And so we started round three. I asked the exact same question, maybe using a few different words, because I wanted her to see that she was trying to change my mind. She was trying to tell me my religious view, taken as a whole, is false, and that I should adopt at least one aspect of her religious view--that is, her take of tolerance and her take of respect, and rejoice with her alternate view, just as she is willing to rejoice with aspects of my alternate view.
This time when I posed the question,, she rolled her eyes, gave a huff, turned on her heel, and walked through the group to grab her friends.. About 20 yards away, she turned around, and glared at me with angry, tearful eyes.

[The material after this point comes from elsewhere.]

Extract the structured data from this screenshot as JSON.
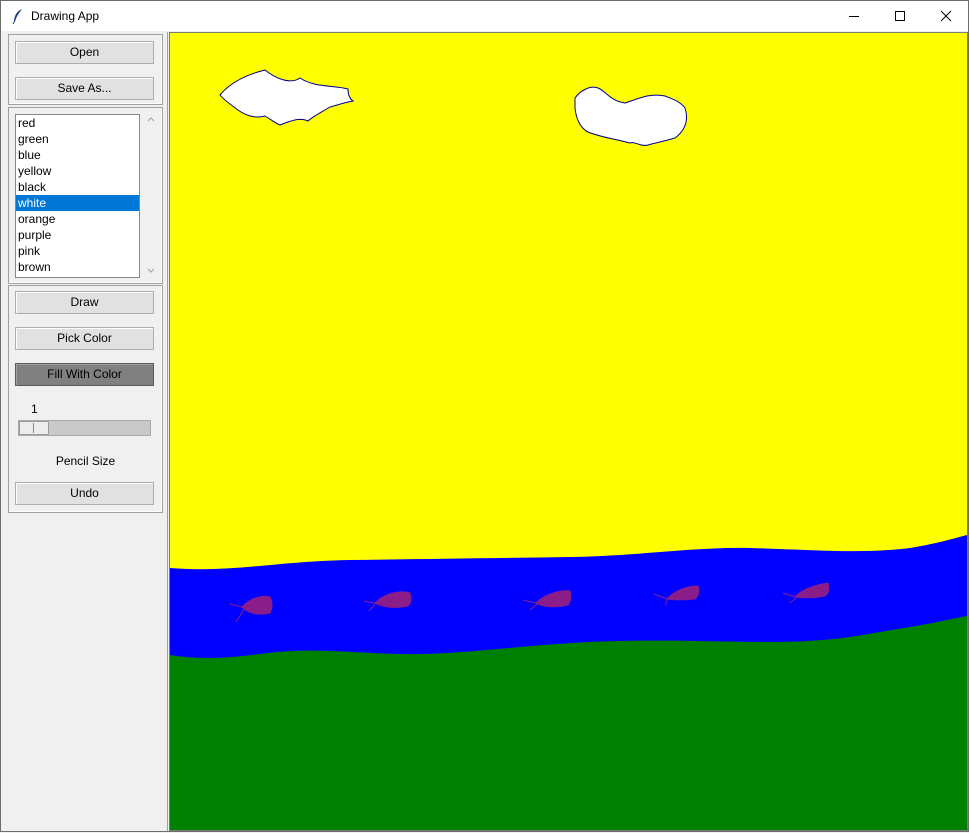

I just want you to notice a couple of things about this encounter. I have said in the past many times, that it is not my goal to make people angry. If I get mad, I lose. If they get mad, I lose. I don’t want to get people defending turf. I’m trying to put a stone in their shoe. But sometimes you cannot avoid it. Sometimes people get mad not at your method, but at your message. And I was not willing to back down from the truth that Jesus Himself spoke and taught His disciples to say after Him. And she never saw that she was doing the very thing that she was telling me not to do. She just didn’t get it.
Notice how she started her conversation. She started her conversation on the subject of respect, yet her response to me when she couldn’t get through to me was completely devoid of respect. As she stomped away, I said to the retreating Shannon, “It was nice talking to you.” And I said it genuinely, not in a sarcastic way. But she didn’t have any such parting amenities for me. She was just angry. Who in the conversation was acting with respect, and who was not?
This happens all the time. The so-called “tolerant” people act in the most intolerant way, even when the Christian who is the “intolerant” one is comporting himself with grace and kindness. When it became clear I was not going to agree with her, she treated me with scorn, hostility, and contempt.
Don’t be surprised when you run into the same thing. This is the face of relativism. Be ready for it.